The children’s author Lemony Snicket named his highly successful series of books A Series of Unfortunate Events. This title drips with irony, since the awful and apparently endless troubles of the orphaned Baudelaire twins have nothing to do with chance, but instead are very much the result of an intentional campaign waged by the wicked Count Olaf in order to get his hands on their family fortune.
In this post I argue that a mirror image of this construction can be found in some of the recent boosterism about the UK’s record on climate policy, and especially the ease with which the first two carbon budgets have been met. Rather than a simple story about the success of policies adopted under the Climate Change Act (CCA), promoted as a model for the rest of the world, I would argue that what has actually happened is a more complex and nuanced tale, in which a degree of good luck has played a major part.
Starting about 15 years ago, Britain saw a wave of heightened concern about climate change. It emerged in the spring of 2004, peaked in late 2006 and by the early 2010s had largely dissipated. But concern about climate change has made a dramatic comeback in 2019. This year has seen a ‘climate spring’ – the school strikes for climate, the net zero report by the Committee on Climate Change and above all the demonstrations by Extinction Rebellion have all pushed the issue way back the agenda. A climate emergency has been declared by multiple bodies and authorities, including Parliament. How far are things different this time round?
This post first appeared on the IGov blog.
The announcement today from six House of Commons Select Committees that they are to hold a Citizens Assembly (CA) on how we might achieve a pathway to net zero emissions is a major step. The move is clearly inspired by (and made under pressure from) the upsurge of activism on climate change – school strikes, Extinction Rebellion protests, the resurgence of the Green New Deal and the declaration by numerous institutions, including Parliament, of a ‘climate emergency’ (as well as a bit of encouragement from IGov’s Dr Becky Willis).
I would argue that the Select Committees holding a CA is particularly important in the UK context. Continue reading
This morning former Shadow Chancellor and Strictly star Ed Balls waded into the current controversy about the role of an independent Bank of England. Along with Gordon Brown, Balls was the man who pulled the rabbit of central bank independence out of the hat the day after the 1997 election that brought Labour to power. Today Balls argued that:
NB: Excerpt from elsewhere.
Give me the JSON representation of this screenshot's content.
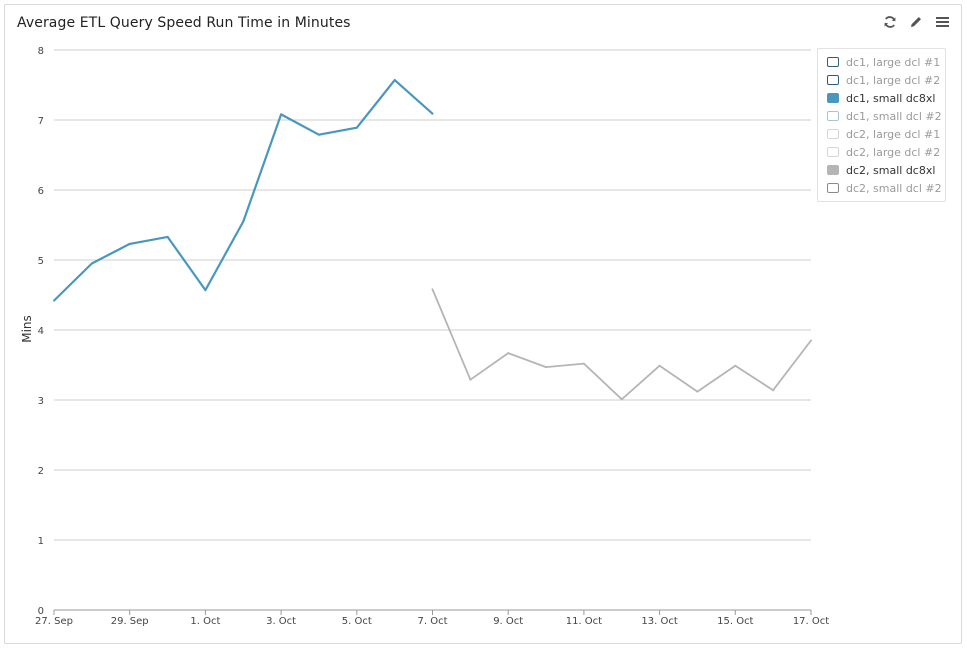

‘If in the end when things start to go wrong, everything is concentrated in the Bank of England only, that is politically dangerous for the Bank. So in order to protect independence, the Bank needs more political support and accountability’
Balls’ intervention comes after Theresa May’s criticism of quantitative easing in the Tory party conference speech in October, and then a series of more direct attacks by senior Tory politicians on Mark Carney, the Bank’s Governor, most recently by Jacob Rees-Mogg. There have also been attacks on the US’s Federal Bank by Donald Trump. Continue reading
Much of the discussion of today’s Budget
will be about wins for pensioners and bingo players, but another winner was energy-intensive industry. Setting the background, the Budget text involved some fairly selective data and glided over a few inconvenient facts. Continue reading
Guy Newey, head of environment and energy at the centre-right think-tank Policy Exchange has written a critique of my post on the politics of carbon pricing. Just a few further thoughts in response: Continue reading
The anti-renewables bandwagon is rolling ever faster. This started some time ago, but has now started to bite on policy, as seen in the EU’s 2030 proposals which contain no binding renewables target. There is an emerging view, to be found especially amongst economists (including The Economist) and on the centre-right (as opposed to the hard right anti-all climate policy view) that the focus should shift away from renewables support and back towards carbon pricing. Carbon pricing, the argument goes, will deliver emissions reduction at least cost. The implication is that, because it will be much cheaper than renewables, it will be politically a lot more popular, or at least easier.
I see two reasons for thinking that it’s not as simple as it seems, and that putting all hope in carbon pricing and backing off from renewables policy may run into trouble. Continue reading